- [What you should do]
From the records below, take each line where the string "been" shows up and copy it.

===============

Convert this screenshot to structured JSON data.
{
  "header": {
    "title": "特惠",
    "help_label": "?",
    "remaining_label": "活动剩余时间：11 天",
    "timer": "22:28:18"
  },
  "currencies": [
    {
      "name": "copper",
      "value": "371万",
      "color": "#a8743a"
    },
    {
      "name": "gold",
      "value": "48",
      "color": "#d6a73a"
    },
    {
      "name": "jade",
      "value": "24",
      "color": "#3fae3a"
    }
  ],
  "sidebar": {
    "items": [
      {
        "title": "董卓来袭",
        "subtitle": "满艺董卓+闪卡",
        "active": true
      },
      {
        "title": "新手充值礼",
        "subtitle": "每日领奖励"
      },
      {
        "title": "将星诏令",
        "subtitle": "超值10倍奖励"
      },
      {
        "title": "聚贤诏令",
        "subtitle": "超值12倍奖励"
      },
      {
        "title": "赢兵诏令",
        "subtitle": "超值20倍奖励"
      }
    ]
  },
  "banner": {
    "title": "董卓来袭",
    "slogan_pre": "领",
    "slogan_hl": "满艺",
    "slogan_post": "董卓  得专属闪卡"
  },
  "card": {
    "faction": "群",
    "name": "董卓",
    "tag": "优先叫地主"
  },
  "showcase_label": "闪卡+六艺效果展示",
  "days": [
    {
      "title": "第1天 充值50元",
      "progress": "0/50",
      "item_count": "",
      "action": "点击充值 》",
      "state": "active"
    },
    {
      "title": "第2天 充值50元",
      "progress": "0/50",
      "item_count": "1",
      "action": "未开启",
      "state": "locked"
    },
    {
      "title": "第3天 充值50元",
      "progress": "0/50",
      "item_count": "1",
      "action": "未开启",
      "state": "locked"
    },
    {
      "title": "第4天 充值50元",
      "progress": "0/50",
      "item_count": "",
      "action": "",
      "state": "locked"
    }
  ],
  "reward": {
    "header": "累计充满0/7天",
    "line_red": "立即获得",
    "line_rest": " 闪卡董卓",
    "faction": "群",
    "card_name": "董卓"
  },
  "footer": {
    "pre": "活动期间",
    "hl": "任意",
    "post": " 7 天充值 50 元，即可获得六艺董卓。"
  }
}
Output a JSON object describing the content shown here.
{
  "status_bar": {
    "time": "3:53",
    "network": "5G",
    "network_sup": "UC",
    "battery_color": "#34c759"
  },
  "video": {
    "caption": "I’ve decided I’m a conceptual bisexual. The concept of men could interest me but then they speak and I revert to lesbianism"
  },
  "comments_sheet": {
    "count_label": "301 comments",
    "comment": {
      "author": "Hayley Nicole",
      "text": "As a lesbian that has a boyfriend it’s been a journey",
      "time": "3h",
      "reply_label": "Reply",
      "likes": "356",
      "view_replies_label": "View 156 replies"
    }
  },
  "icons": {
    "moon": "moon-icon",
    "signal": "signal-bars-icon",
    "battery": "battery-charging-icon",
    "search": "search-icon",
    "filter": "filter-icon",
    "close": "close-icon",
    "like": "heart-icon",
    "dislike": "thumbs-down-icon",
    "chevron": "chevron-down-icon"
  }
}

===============

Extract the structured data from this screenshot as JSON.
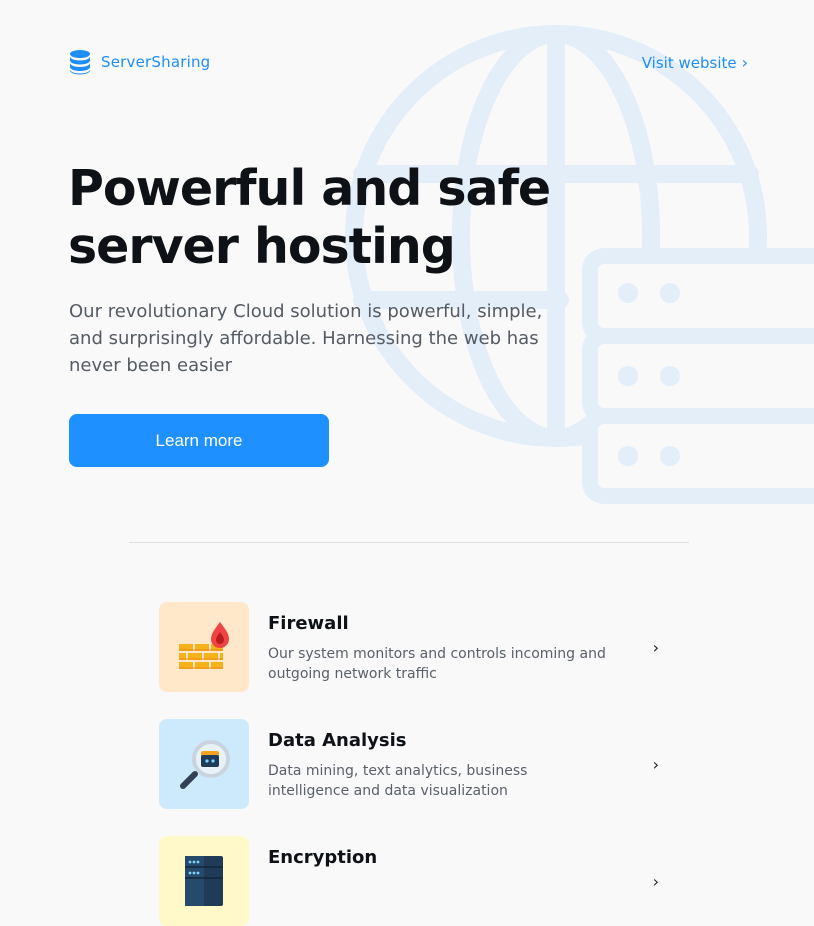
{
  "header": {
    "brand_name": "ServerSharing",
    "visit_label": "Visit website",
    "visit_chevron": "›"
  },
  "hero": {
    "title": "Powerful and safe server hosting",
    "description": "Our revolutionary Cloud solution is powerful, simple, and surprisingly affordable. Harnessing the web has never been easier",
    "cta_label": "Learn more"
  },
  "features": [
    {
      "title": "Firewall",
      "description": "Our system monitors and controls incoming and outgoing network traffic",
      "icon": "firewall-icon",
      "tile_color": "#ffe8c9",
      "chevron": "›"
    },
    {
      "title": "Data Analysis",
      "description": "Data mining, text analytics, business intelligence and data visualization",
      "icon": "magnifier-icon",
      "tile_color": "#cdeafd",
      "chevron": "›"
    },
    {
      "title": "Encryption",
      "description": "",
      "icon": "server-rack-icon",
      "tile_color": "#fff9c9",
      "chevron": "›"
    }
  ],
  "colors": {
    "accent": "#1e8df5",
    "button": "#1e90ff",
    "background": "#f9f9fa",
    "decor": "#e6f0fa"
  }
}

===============

- [Task output]
      "text": "As a lesbian that has a boyfriend it’s been a journey",
    "description": "Our revolutionary Cloud solution is powerful, simple, and surprisingly affordable. Harnessing the web has never been easier",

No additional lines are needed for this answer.